In the small Slovenian town Kuzma a district heating network is established based on biomass burning. The investments were made by a private company, with the financial support of the national government, and the aim of reducing energy prices in the area. The biomass used is collected from local wood owners in the neighbourhood and converted into heat by two biomass boilers. In combination with a 10 m3 storage tank for peak load no additional heat source is required to supply heating to 58 houses and some other residential buildings.
The biomass heating plant and district heating grid in Güttenbach (Austria) was built in 1997. The boilers are fired with wood chips from local forests. There are two boilers installed, one biomass boiler with 1 MW capacity and one oil boiler for peak load and backup with 1.3 MW capacity. The village of Güttenbach has about 900 inhabitants and an area of 16 km2. The district heating grid has a length of 12 km with about 240 connected consumers. Each year there are 5,200 MWh heat sold to the consumers.
In the Achental Valley, a mountainous area located in the south of Germany, a heating grid has been installed driven by wood chip burning. The potential of using biomass in the region has been discovered during the European RES-Integration project. This project has studied renewable energy potential in various poor regions across Europe. It resulted in the installation of a biomass center in Achental in combination with a boiler house, connected to a heating grid for 500 consumers.
In the south of Germany a small district heating network has been installed in the town of Mietraching/Bad Aibling. The main sources of district heating are a woodchip boiler, mainly used in cold days, and solar collectors, mainly used in the warm days. The solar collectors are connected to centralised and decentralised buffer tanks for energy storage.

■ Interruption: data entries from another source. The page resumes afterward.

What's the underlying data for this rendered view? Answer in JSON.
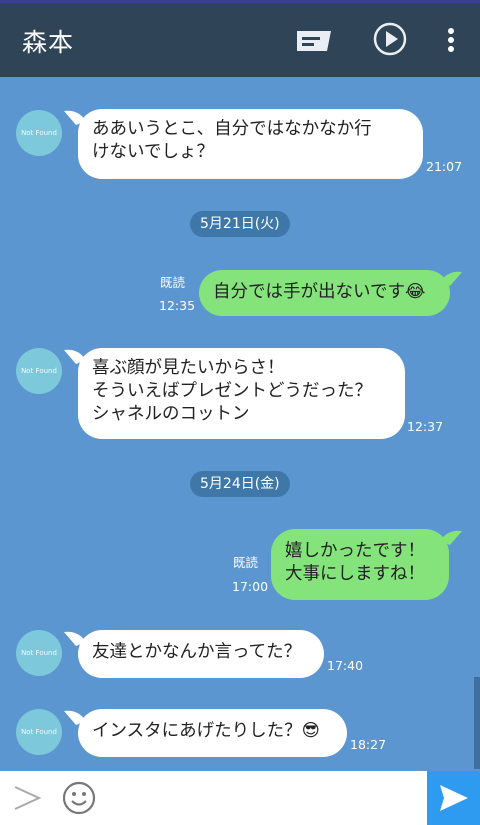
{
  "header": {
    "title": "森本"
  },
  "messages": [
    {
      "text": "ああいうとこ、自分ではなかなか行\nけないでしょ？",
      "time": "21:07"
    },
    {
      "text": "自分では手が出ないです😂",
      "time": "12:35",
      "read": "既読"
    },
    {
      "text": "喜ぶ顔が見たいからさ！\nそういえばプレゼントどうだった？\nシャネルのコットン",
      "time": "12:37"
    },
    {
      "text": "嬉しかったです！\n大事にしますね！",
      "time": "17:00",
      "read": "既読"
    },
    {
      "text": "友達とかなんか言ってた？",
      "time": "17:40"
    },
    {
      "text": "インスタにあげたりした？😎",
      "time": "18:27"
    }
  ],
  "dates": [
    "5月21日(火)",
    "5月24日(金)"
  ],
  "avatar_text": "Not Found",
  "colors": {
    "header_bg": "#2f4456",
    "chat_bg": "#5b96d0",
    "incoming_bubble": "#ffffff",
    "outgoing_bubble": "#85e37b",
    "date_pill": "#3f78a8",
    "send_button": "#2e9bf0"
  },
  "icons": [
    "message-icon",
    "play-icon",
    "more-vert-icon",
    "expand-icon",
    "emoji-icon",
    "send-icon"
  ]
}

Furthermore, a gas installation is delivering peak load for in mid-winter. The district heating network supplies heating to about 130 households, 2 schools, office buildings and a hotel.